[Stored data]
#####

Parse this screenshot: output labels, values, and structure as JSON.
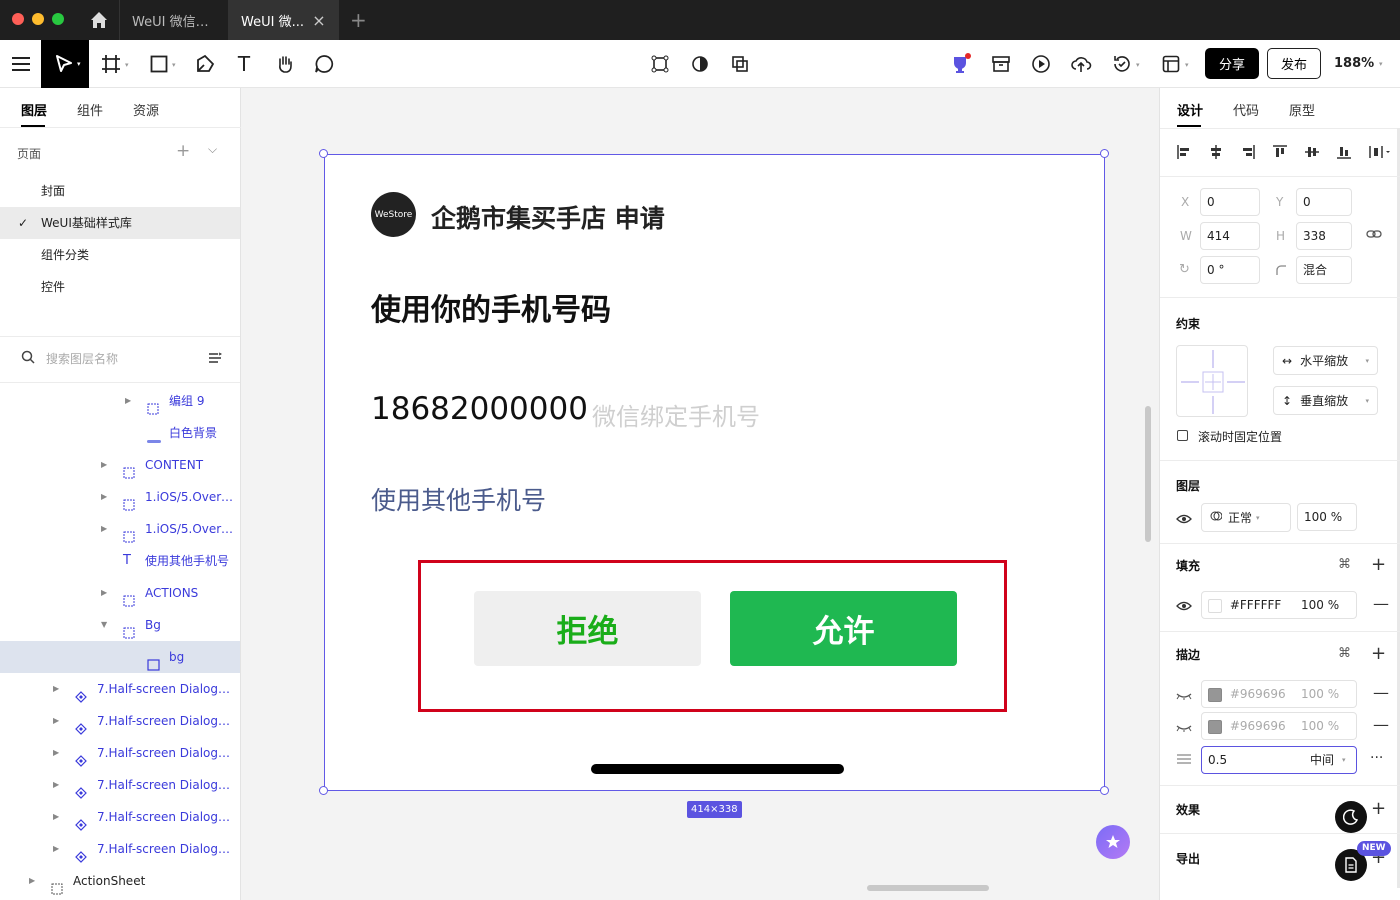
{
  "window": {
    "tabs": [
      {
        "label": "WeUI 微信小..."
      },
      {
        "label": "WeUI 微..."
      }
    ]
  },
  "toolbar": {
    "share_label": "分享",
    "publish_label": "发布",
    "zoom": "188%"
  },
  "left_panel": {
    "tabs": [
      "图层",
      "组件",
      "资源"
    ],
    "pages_header": "页面",
    "pages": [
      {
        "label": "封面"
      },
      {
        "label": "WeUI基础样式库"
      },
      {
        "label": "组件分类"
      },
      {
        "label": "控件"
      }
    ],
    "search_placeholder": "搜索图层名称",
    "layers": [
      {
        "label": "编组 9"
      },
      {
        "label": "白色背景"
      },
      {
        "label": "CONTENT"
      },
      {
        "label": "1.iOS/5.Overri..."
      },
      {
        "label": "1.iOS/5.Overri..."
      },
      {
        "label": "使用其他手机号"
      },
      {
        "label": "ACTIONS"
      },
      {
        "label": "Bg"
      },
      {
        "label": "bg"
      },
      {
        "label": "7.Half-screen Dialog/..."
      },
      {
        "label": "7.Half-screen Dialog/..."
      },
      {
        "label": "7.Half-screen Dialog/..."
      },
      {
        "label": "7.Half-screen Dialog/L..."
      },
      {
        "label": "7.Half-screen Dialog/..."
      },
      {
        "label": "7.Half-screen Dialog/..."
      },
      {
        "label": "ActionSheet"
      }
    ]
  },
  "canvas": {
    "logo_text": "WeStore",
    "app_title": "企鹅市集买手店 申请",
    "heading": "使用你的手机号码",
    "phone_number": "18682000000",
    "phone_hint": "微信绑定手机号",
    "other_phone": "使用其他手机号",
    "reject_label": "拒绝",
    "allow_label": "允许",
    "size_badge": "414×338"
  },
  "right_panel": {
    "tabs": [
      "设计",
      "代码",
      "原型"
    ],
    "x_label": "X",
    "x_value": "0",
    "y_label": "Y",
    "y_value": "0",
    "w_label": "W",
    "w_value": "414",
    "h_label": "H",
    "h_value": "338",
    "rotation_value": "0 °",
    "radius_value": "混合",
    "constraints_title": "约束",
    "horizontal_constraint": "水平缩放",
    "vertical_constraint": "垂直缩放",
    "fix_scroll_label": "滚动时固定位置",
    "layer_title": "图层",
    "blend_mode": "正常",
    "layer_opacity": "100 %",
    "fill_title": "填充",
    "fill_hex": "#FFFFFF",
    "fill_opacity": "100 %",
    "stroke_title": "描边",
    "strokes": [
      {
        "hex": "#969696",
        "opacity": "100 %"
      },
      {
        "hex": "#969696",
        "opacity": "100 %"
      }
    ],
    "stroke_width": "0.5",
    "stroke_position": "中间",
    "effects_title": "效果",
    "export_title": "导出",
    "new_badge": "NEW"
  },
  "colors": {
    "accent": "#6159e6",
    "wechat_green": "#1fb851",
    "highlight_red": "#d0021b",
    "stroke_gray": "#969696"
  }
}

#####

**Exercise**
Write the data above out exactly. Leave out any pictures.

**Task response**
Parse this screenshot: output labels, values, and structure as JSON.
{
  "window": {
    "tabs": [
      {
        "label": "WeUI 微信小..."
      },
      {
        "label": "WeUI 微..."
      }
    ]
  },
  "toolbar": {
    "share_label": "分享",
    "publish_label": "发布",
    "zoom": "188%"
  },
  "left_panel": {
    "tabs": [
      "图层",
      "组件",
      "资源"
    ],
    "pages_header": "页面",
    "pages": [
      {
        "label": "封面"
      },
      {
        "label": "WeUI基础样式库"
      },
      {
        "label": "组件分类"
      },
      {
        "label": "控件"
      }
    ],
    "search_placeholder": "搜索图层名称",
    "layers": [
      {
        "label": "编组 9"
      },
      {
        "label": "白色背景"
      },
      {
        "label": "CONTENT"
      },
      {
        "label": "1.iOS/5.Overri..."
      },
      {
        "label": "1.iOS/5.Overri..."
      },
      {
        "label": "使用其他手机号"
      },
      {
        "label": "ACTIONS"
      },
      {
        "label": "Bg"
      },
      {
        "label": "bg"
      },
      {
        "label": "7.Half-screen Dialog/..."
      },
      {
        "label": "7.Half-screen Dialog/..."
      },
      {
        "label": "7.Half-screen Dialog/..."
      },
      {
        "label": "7.Half-screen Dialog/L..."
      },
      {
        "label": "7.Half-screen Dialog/..."
      },
      {
        "label": "7.Half-screen Dialog/..."
      },
      {
        "label": "ActionSheet"
      }
    ]
  },
  "canvas": {
    "logo_text": "WeStore",
    "app_title": "企鹅市集买手店 申请",
    "heading": "使用你的手机号码",
    "phone_number": "18682000000",
    "phone_hint": "微信绑定手机号",
    "other_phone": "使用其他手机号",
    "reject_label": "拒绝",
    "allow_label": "允许",
    "size_badge": "414×338"
  },
  "right_panel": {
    "tabs": [
      "设计",
      "代码",
      "原型"
    ],
    "x_label": "X",
    "x_value": "0",
    "y_label": "Y",
    "y_value": "0",
    "w_label": "W",
    "w_value": "414",
    "h_label": "H",
    "h_value": "338",
    "rotation_value": "0 °",
    "radius_value": "混合",
    "constraints_title": "约束",
    "horizontal_constraint": "水平缩放",
    "vertical_constraint": "垂直缩放",
    "fix_scroll_label": "滚动时固定位置",
    "layer_title": "图层",
    "blend_mode": "正常",
    "layer_opacity": "100 %",
    "fill_title": "填充",
    "fill_hex": "#FFFFFF",
    "fill_opacity": "100 %",
    "stroke_title": "描边",
    "strokes": [
      {
        "hex": "#969696",
        "opacity": "100 %"
      },
      {
        "hex": "#969696",
        "opacity": "100 %"
      }
    ],
    "stroke_width": "0.5",
    "stroke_position": "中间",
    "effects_title": "效果",
    "export_title": "导出",
    "new_badge": "NEW"
  },
  "colors": {
    "accent": "#6159e6",
    "wechat_green": "#1fb851",
    "highlight_red": "#d0021b",
    "stroke_gray": "#969696"
  }
}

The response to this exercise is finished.